While I would never encourage assassination, we must have a cyber defence capability capable of preventing such actions against our own leaders.
There are other technologies which are also of growing importance.
Swarms of micro-drones are one – objects as as small as insects, but able to penetrate and destroy enemy installations, including nuclear weapon sites.
Why spend billions on weapons that could be rendered useless by drones costing a few thousand pounds, or by a hacker thousands of miles away who has infiltrated the computer system with an advanced virus?
If I haven’t convinced you yet, there’s an even more terrifying technology that is in development.
Nano-technology, the ability to build molecular machines, could rewrite your DNA or literally eat organic or metallic material.
It could target people with certain genes, wipe out every human in a country, and then self-destruct after a certain period of time, allowing an enemy to occupy territory unopposed.
A nuclear deterrent would be of no use at all against these threats.
This isn’t science fiction: this technology has been in development for years and is beginning to mature.
Spending £80 billion on weapons so cumbersome that any use would end civilisation as we know it is illogical.
It reflects an arrogant desire to remain on the ‘top table’ of states, able to compete militarily against Russia and China. But both have as little interest in nuclear conflict as we do.
Even if North Korea or a rogue Pakistan threatened the UK with nuclear weapons, we wouldn’t need the USA to come to our aid. China and Russia have as much to lose economically from nuclear conflict as everyone else.
The threat of nuclear war after the Second World War existed in the wake of Russia and China’s experience of destruction in their country.
In 2030, these countries will have no memory of surviving such destruction and the population, used to living in relative luxury, will have no desire to endure such horrors.
The last argument is that the USA would want Britain to retain its deterrent.
But a Britain which uses that £80 billion more wisely could develop exceptionally powerful cyber capabilities, and become a true cyber super power.

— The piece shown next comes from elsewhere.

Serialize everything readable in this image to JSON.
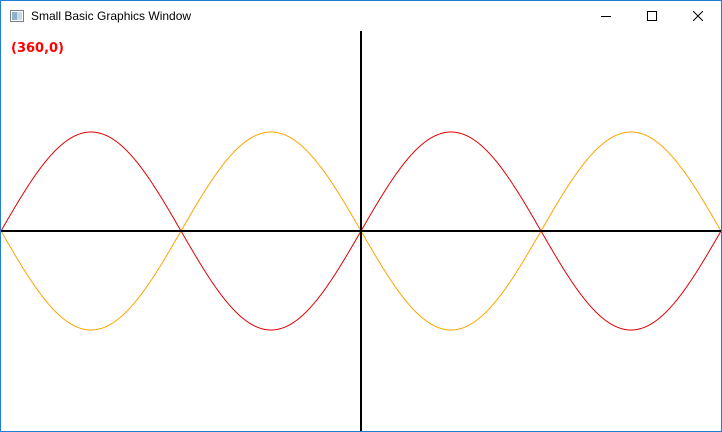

It could also invest better in its conventional forces, improving an army that is barely scraping 75,000 soldiers at the moment.
Furthermore, Britain is listed as the number one soft power nation in the world; this is not to be dismissed.
With globalisation and inter-locked financial markets, the ability to influence puts Britain truly at the top table of power.
This is of far more use to the USA than a UK with a useless deterrent.
The future of warfare will not be nuclear: it’ll be fought by robot soldiers so tiny we can’t see them and fought on the internet (I could argue the internet is already the most important battle-space).
So we have a choice. Go backwards – replace Trident and waste an opportunity.
Or go forwards, and become a true superpower of global influence in 2025.
My vote is for the latter.